deadmau5 and Steve Duda discuss music production and creativity in new Razer tutorial [Video]
Probably the coolest thing to come from Razer’s foray into the music community is their series of producer tutorials. Though the Razer tutorial series has thus far gained the most publicity for inadvertantly exposing that the emperor Carnage has no clothes in his hilariously notorious guest spot last fall, the majority of their videos have yielded insightful, engaging mechanical breakdowns from highly skilled producers.
In April, deadmau5 and Steve Duda demonstrated Joel Zimmerman’s creative process with a deconstruction of his track “Imaginary Friends.” Razer’s newest video sees the pair return to the studio, this time to share tips for aspiring producers based upon their personal experiences and work ethics, rather than through a technical tutorial. Duda opens the video saying that the pair are “back to rap about being creative, making music, and kind of what that’s like.” Or, as Zimmerman eloquently puts it, “It’s like my Twitter feed, but with less swearing.”
Though the video doesn’t really contain much less swearing than deadmau5’s Twitter feed, Zimmerman does provide a more even-keeled stance regarding the validity of different approaches to the creative process. Perhaps the main takeaway from Zimmerman’s anecdotes is that while experimentation is of utmost importance, meeting deadlines and churning out remixes are also legitimate ways to develop a skill set and gain momentum as a professional musician.
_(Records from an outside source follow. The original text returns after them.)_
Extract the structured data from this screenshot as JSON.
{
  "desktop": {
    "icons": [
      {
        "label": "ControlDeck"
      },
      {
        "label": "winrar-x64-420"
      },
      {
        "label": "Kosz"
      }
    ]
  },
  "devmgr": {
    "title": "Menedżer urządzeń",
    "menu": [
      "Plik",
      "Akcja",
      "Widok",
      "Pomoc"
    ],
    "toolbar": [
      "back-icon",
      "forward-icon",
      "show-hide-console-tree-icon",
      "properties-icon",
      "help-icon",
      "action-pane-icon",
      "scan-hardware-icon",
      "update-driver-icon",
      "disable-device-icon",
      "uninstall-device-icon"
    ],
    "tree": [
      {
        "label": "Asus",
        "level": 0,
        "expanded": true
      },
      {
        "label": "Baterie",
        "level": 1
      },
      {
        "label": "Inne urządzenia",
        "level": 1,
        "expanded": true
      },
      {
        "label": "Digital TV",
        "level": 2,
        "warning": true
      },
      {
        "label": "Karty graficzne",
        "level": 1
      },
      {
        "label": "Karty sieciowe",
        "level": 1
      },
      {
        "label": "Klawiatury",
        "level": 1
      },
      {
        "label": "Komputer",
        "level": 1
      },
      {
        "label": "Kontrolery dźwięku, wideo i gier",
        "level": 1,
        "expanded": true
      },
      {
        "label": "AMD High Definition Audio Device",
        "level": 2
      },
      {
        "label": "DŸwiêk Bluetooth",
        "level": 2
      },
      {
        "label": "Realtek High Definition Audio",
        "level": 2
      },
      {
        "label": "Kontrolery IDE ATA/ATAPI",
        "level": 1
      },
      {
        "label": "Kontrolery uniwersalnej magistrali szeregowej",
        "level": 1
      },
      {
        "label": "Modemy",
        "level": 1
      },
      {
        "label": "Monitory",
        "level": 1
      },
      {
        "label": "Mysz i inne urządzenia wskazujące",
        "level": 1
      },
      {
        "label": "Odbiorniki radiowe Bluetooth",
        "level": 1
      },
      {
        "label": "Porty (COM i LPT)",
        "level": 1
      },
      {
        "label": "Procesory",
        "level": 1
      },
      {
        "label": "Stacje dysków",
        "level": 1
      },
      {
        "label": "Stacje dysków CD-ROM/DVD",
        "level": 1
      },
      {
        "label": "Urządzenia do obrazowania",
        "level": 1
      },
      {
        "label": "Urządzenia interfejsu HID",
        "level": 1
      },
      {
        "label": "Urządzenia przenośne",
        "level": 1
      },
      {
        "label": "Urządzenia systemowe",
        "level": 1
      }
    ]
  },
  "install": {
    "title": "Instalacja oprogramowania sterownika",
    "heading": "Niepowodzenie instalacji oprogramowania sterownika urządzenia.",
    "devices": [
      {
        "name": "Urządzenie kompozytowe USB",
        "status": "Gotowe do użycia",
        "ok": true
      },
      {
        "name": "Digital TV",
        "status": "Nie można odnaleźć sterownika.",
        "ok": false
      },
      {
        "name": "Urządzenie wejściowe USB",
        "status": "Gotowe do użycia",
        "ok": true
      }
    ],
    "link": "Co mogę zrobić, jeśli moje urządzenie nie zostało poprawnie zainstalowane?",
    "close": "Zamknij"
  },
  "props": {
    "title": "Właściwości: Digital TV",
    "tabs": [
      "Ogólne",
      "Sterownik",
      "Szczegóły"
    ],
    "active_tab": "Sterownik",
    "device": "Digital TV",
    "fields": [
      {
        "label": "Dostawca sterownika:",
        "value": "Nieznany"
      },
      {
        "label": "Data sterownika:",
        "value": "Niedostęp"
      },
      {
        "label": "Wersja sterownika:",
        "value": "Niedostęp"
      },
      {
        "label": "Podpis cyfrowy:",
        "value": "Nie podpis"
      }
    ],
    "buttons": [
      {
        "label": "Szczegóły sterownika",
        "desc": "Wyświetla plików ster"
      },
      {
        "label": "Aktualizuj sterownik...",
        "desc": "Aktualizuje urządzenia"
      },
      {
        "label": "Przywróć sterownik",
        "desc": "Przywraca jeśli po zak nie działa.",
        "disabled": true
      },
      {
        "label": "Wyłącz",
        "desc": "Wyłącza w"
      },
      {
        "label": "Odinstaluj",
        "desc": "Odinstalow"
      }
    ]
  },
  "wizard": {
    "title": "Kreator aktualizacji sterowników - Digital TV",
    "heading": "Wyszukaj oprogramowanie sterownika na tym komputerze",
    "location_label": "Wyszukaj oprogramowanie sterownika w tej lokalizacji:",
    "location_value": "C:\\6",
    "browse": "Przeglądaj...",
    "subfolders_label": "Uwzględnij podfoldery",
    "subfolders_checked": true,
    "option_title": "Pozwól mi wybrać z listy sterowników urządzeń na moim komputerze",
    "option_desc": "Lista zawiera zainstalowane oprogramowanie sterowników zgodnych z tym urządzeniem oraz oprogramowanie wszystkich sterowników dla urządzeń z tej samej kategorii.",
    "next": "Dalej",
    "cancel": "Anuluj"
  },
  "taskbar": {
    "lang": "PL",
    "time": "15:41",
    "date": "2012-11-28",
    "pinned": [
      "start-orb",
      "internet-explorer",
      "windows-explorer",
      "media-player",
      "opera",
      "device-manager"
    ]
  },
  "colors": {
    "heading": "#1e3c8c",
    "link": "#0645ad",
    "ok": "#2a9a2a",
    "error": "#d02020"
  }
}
Deadmau5 notes that deadlines aren’t for him, and laments that only three out of ten remixes wherein a deadline imposed met his personal quality standard, but also recognizes their value, citing majorly successful composers like Hans Zimmer, for whom such impositions and constraints are key. Zimmerman goes on to discuss the value of experimentation by urging producers to “try and do some whack shit” and espousing the value of creating “Mr. Potato-Head EDM” while in the pursuit of developing new styles.
Though deadmau5 hilariously calls out Kygo and Martin Garrix for discovering their signature sound and then lazily saying “This is what I do,” he also acknowledges that he’s also churned out hits through similarly formulaic means in the past — a moment of self reflection and understanding that is indeed largely absence from his colorful Twitter feed.
Watch the full video above.